Video Syrian Refugees in US Express Concern for Those Left Behind

Syrian immigrants in the United States are concerned about the negative tide of public opinion and the politicians who want to block a U.S. plan to accept 10,000 Syrian refugees. Zlatica Hoke reports many Americans are fighting to dispel suspicions linking refugees to terrorists.

Video Thais Send Security Concerns Down the River

As Thailand takes in the annual Loy Krathong festival, many ponder the country’s future and security. Steve Sandford reports from Chiang Mai.

Video Islamic State Unfazed by Losses in Iraq, Syria

Progress in the U.S.-led effort to beat Islamic State on its home turf in Iraq and Syria has led some to speculate the terror group may be growing desperate. But counterterror officials say that is not the case, and warn the recent spate of terror attacks is merely part of the group’s evolution. VOA National Security correspondent Jeff Seldin has more.

Video Belgium-Germany Border Remains Porous, Even As Manhunt For Paris Attacker Continues

One of the suspected gunmen in the Nov. 13 Paris attacks, Salah Abdeslam, evaded law enforcement, made his way to Belgium, and is now believed to have fled to Germany. VOA correspondent Ayesha Tanzeem makes the journey across the border from Belgium into Germany to see how porous the borders really are.

Video US, Cambodian Navies Pair Up in Gulf of Thailand

The U.S. Navy has deployed one of its newest and most advanced ships to Cambodia to conduct joint training drills in the Gulf of Thailand.

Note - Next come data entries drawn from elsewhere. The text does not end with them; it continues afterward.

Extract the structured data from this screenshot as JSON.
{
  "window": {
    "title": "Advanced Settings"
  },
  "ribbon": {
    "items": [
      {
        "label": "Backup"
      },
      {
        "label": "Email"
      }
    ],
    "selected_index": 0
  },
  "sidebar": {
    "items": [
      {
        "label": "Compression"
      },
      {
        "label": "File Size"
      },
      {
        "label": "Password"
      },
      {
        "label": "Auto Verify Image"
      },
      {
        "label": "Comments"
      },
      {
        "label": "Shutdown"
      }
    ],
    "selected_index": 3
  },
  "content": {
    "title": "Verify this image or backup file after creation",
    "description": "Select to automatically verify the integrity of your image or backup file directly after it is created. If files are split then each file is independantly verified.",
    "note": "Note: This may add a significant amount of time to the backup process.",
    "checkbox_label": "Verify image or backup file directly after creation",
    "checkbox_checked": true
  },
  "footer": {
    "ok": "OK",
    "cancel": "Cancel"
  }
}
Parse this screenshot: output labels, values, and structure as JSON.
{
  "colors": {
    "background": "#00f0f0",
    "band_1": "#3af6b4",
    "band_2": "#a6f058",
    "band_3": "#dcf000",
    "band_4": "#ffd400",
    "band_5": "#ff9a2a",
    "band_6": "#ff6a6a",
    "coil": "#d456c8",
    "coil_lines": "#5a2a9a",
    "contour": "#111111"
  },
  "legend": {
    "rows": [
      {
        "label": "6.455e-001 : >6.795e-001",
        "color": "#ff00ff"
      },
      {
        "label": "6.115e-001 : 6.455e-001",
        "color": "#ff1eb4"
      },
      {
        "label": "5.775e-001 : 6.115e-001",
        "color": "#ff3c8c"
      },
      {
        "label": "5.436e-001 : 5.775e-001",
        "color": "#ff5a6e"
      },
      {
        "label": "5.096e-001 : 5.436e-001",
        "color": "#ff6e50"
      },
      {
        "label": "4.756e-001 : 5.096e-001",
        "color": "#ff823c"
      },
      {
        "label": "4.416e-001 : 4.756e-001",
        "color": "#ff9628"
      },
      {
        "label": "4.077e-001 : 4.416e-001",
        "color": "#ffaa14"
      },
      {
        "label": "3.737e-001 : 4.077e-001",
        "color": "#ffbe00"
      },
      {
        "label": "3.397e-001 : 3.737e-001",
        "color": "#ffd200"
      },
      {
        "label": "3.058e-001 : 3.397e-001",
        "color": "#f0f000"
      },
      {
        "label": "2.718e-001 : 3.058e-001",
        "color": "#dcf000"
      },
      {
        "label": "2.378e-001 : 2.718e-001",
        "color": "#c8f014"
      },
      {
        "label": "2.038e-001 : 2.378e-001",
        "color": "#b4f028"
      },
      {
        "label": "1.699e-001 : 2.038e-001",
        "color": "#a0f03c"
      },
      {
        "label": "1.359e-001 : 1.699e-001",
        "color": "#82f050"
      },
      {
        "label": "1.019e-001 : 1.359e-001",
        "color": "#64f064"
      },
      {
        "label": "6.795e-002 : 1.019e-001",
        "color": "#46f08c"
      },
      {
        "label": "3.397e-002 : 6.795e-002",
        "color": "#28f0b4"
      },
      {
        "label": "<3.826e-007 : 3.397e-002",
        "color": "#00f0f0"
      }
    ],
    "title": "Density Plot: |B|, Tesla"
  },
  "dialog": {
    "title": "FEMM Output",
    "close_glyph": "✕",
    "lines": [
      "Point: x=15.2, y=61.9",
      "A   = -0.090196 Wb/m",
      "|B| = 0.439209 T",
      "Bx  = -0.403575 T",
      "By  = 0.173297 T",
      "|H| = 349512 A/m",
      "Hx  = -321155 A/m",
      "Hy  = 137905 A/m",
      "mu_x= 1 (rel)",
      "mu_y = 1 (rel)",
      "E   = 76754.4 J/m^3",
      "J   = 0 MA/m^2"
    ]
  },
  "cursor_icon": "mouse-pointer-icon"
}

Riding hull-to-hull with Cambodian ships, the seamen of the USS Fort Worth are executing joint-training drills that will help build relations in Southeast Asia. David Boyle reports for VOA from Preah Sihanouk province.

Video Uncertain Future for Syrian Refugee Resettlement in Illinois

For the trickle of Syrian refugees finding new homes in the Midwest city of Chicago, the call to end resettlement in many U.S. states is adding another dimension to their long journey fleeing war. Organizations working to help them integrate say the backlash since the Paris attacks is both harming and helping their efforts to provide refugees sanctuary. VOA's Kane Farabaugh reports.

VOA Blogs